The trace’s claim to historical truth or reality, even as an imaginary, establishes its complex and affective relationship to the ruin gazer as a modern subject. In looking at the image of Berlin projected onto the screen of New York, the ruin gazer experiences anxiety about seeing the present as past. But when this gaze is turned toward the future, it enacts what Hell terms “scopic reinventions” that “represent scenarios of identity—that is, scenarios in which the ruin gazer in the present imagines another ruin gazer like himself looking at the ruins in the future” (176). All societies past and present, the ruin seems to say, will eventually also be found as a trace inscribed onto a future ruin, a thought that soothes the ruin gazer’s mortal anxiety. Ruins, therefore, represent the utopian vision of their collective creators. Whether the ruin takes on a “restorative social function,” as Schönle points out, or represents the “shadow of democratic progress” as Russell Berman claims, the ruin is created through human agency (97, 107). Even those ruins left behind by catastrophic events of nature—the Lisbon earthquake or hurricane Katrina—are the result of human desire; human sin (God’s avenge) is always a political sin (environmental damage). Understood as such, the ruin contains a utopian impulse, for as Amir Eshel points out, ruins allow the ruin gazer to “experience hope” (135). Ruins “haunt us not only because of their past but also because they allow us to project onto them our wishes, desires and hopes for the future: to see them as a space that is still in becoming rather than a site that merely marks what was” (147). The ruin embodies the trace of history while also telling a story of the collective desires of the now.

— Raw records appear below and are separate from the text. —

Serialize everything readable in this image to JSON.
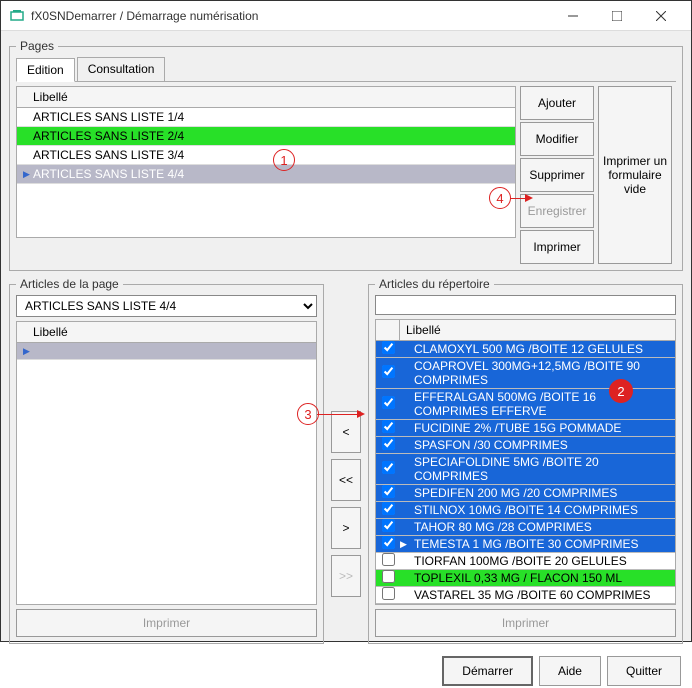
{
  "window": {
    "title": "fX0SNDemarrer / Démarrage numérisation"
  },
  "pagesGroup": {
    "legend": "Pages",
    "tabs": {
      "edition": "Edition",
      "consultation": "Consultation"
    },
    "libelleHeader": "Libellé",
    "rows": [
      {
        "label": "ARTICLES SANS LISTE 1/4",
        "style": "white"
      },
      {
        "label": "ARTICLES SANS LISTE 2/4",
        "style": "green"
      },
      {
        "label": "ARTICLES SANS LISTE 3/4",
        "style": "white"
      },
      {
        "label": "ARTICLES SANS LISTE 4/4",
        "style": "selected",
        "current": true
      }
    ],
    "buttons": {
      "ajouter": "Ajouter",
      "modifier": "Modifier",
      "supprimer": "Supprimer",
      "enregistrer": "Enregistrer",
      "imprimer": "Imprimer",
      "imprimerFormVide": "Imprimer un formulaire vide"
    }
  },
  "articlesPage": {
    "legend": "Articles de la page",
    "comboValue": "ARTICLES SANS LISTE 4/4",
    "libelleHeader": "Libellé",
    "imprimer": "Imprimer"
  },
  "transfer": {
    "lt": "<",
    "ltlt": "<<",
    "gt": ">",
    "gtgt": ">>"
  },
  "articlesRepo": {
    "legend": "Articles du répertoire",
    "filter": "",
    "libelleHeader": "Libellé",
    "rows": [
      {
        "checked": true,
        "label": "CLAMOXYL 500 MG /BOITE 12 GELULES",
        "style": "blue"
      },
      {
        "checked": true,
        "label": "COAPROVEL 300MG+12,5MG /BOITE 90 COMPRIMES",
        "style": "blue"
      },
      {
        "checked": true,
        "label": "EFFERALGAN 500MG /BOITE 16 COMPRIMES EFFERVE",
        "style": "blue"
      },
      {
        "checked": true,
        "label": "FUCIDINE 2% /TUBE 15G POMMADE",
        "style": "blue"
      },
      {
        "checked": true,
        "label": "SPASFON /30 COMPRIMES",
        "style": "blue"
      },
      {
        "checked": true,
        "label": "SPECIAFOLDINE 5MG /BOITE 20 COMPRIMES",
        "style": "blue"
      },
      {
        "checked": true,
        "label": "SPEDIFEN 200 MG /20 COMPRIMES",
        "style": "blue"
      },
      {
        "checked": true,
        "label": "STILNOX 10MG /BOITE 14 COMPRIMES",
        "style": "blue"
      },
      {
        "checked": true,
        "label": "TAHOR 80 MG /28 COMPRIMES",
        "style": "blue"
      },
      {
        "checked": true,
        "label": "TEMESTA 1 MG /BOITE 30 COMPRIMES",
        "style": "blue",
        "current": true
      },
      {
        "checked": false,
        "label": "TIORFAN 100MG /BOITE 20 GELULES",
        "style": "white"
      },
      {
        "checked": false,
        "label": "TOPLEXIL 0,33 MG / FLACON 150 ML",
        "style": "green"
      },
      {
        "checked": false,
        "label": "VASTAREL 35 MG /BOITE 60 COMPRIMES",
        "style": "white"
      }
    ],
    "imprimer": "Imprimer"
  },
  "bottom": {
    "demarrer": "Démarrer",
    "aide": "Aide",
    "quitter": "Quitter"
  },
  "annotations": {
    "a1": "1",
    "a2": "2",
    "a3": "3",
    "a4": "4"
  }
}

Finally, the images of Berlin and New York invoke the aestheticization of modernity’s utopian desires. Both Rentschler and von Moltke examine the spatial organization of the representation of the ruin as either horizontal (the expanse of ruin’s empty spaces) or vertical (the sky-high piles of collapsed buildings), corresponding well to the Berlin/New York ruinscape, but also to the outward and upward spatial metaphors of modernity (410-11; 418-19). Such a “ruin aesthetic engages the viewer in the space and time of a melancholic mise-en-scène that suspends historicity” (411). This corresponds to the editors’ warning at the outset of the volume that references Arendt’s reading of Benjamin’s angel of history: the “aestheticization of ruins is unavoidable” (1). The angel stares wide-eyed at the ruined wreckage of the past while being propelled toward an uncertain future. The beauty of both the past’s wreckage and the angel’s fear spark feelings of melancholy in the viewer that allow the modern subject to ignore the ruin’s claim to historical authenticity, or rather, to forgo any lessons drawn from the past.

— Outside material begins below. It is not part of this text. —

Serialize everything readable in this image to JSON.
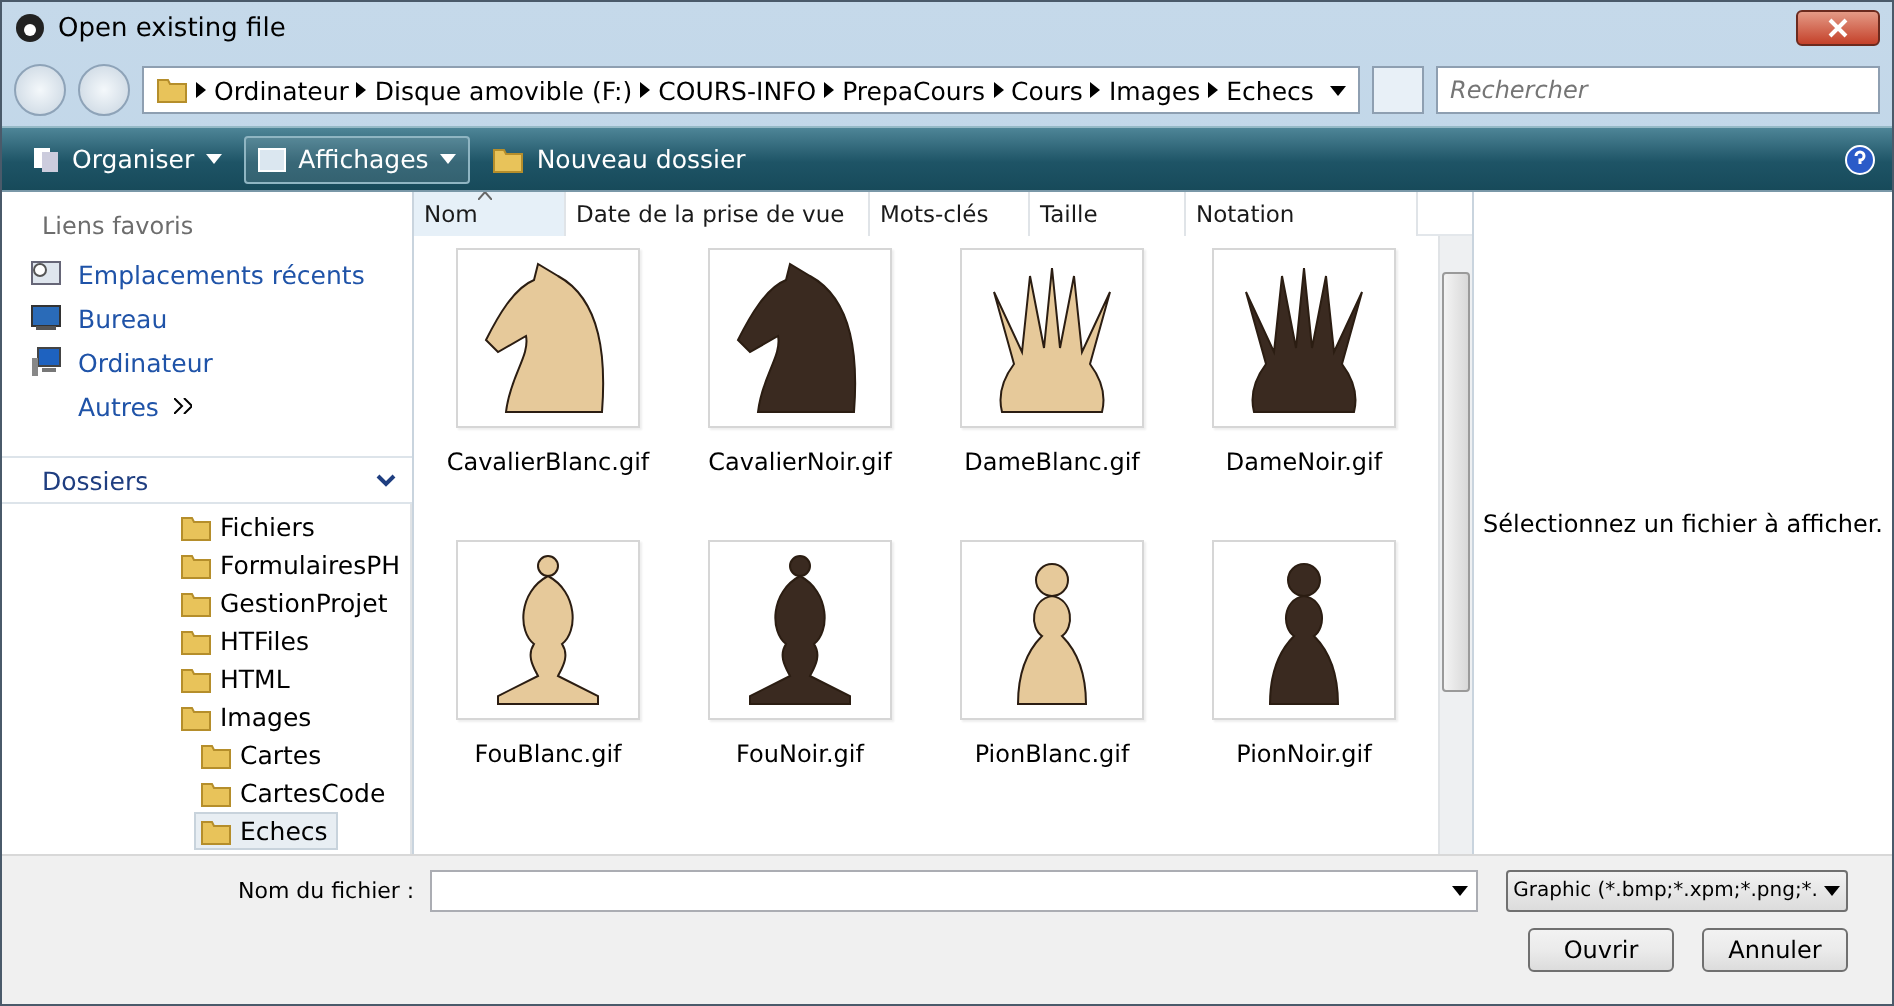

If the ruin is “one of the master tropes of modern reflexivity” in that it represents the “reflexivity of a culture that interrogates its own becoming,” then it is perhaps no surprise that Ruins of Modernity itself engages this reflexivity to enact its own becoming (6-7). The volume’s ruminations on ruins can be read also as ruminations on thinking and writing about modernity. Helmut Puff writes of the ruin that as a figure of thought it carries with it its own history: “Layers of usage over time have sedimented into its current configuration” (254). The reader of Ruins of Modernity ultimately engages in an excavation of the ruin, uncovering it from its historical, affective and aesthetic layers of usage, revealing how modernity is an operation always in progress. The excavation is enlightening, rewarding, and—despite the text’s daunting size—thoroughly enjoyable.

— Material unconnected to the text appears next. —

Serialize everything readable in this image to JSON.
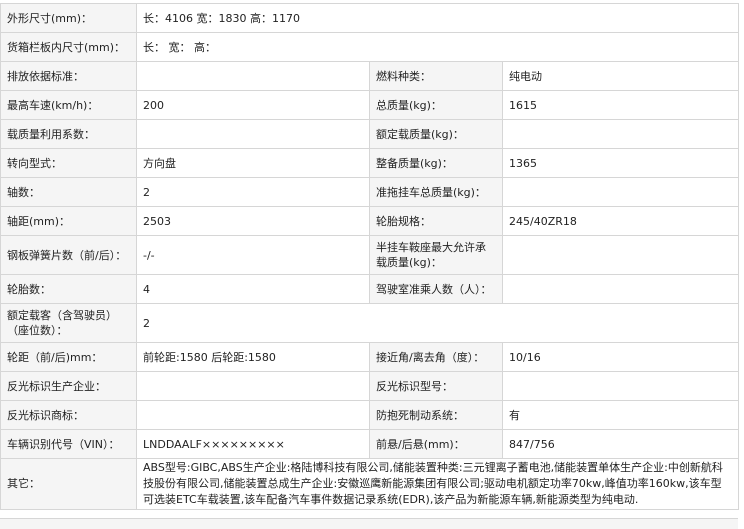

Carrie Smith-Prei (Ph.D. 2006, Washington University in St. Louis) lectured at the University of Potsdam and the National University of Ireland, Maynooth before moving to the University of Alberta in 2008. She has also been a visiting scholar at the Free University Berlin and Trinity College Dublin. Her articles focus on contemporary German culture, gender, aesthetics and the politics of the private. She co-edited a volume on lesbian representations in twentieth-century German culture and is currently working on a monograph examining the relationship between family politics and narrative aesthetics in 1960s West German literature.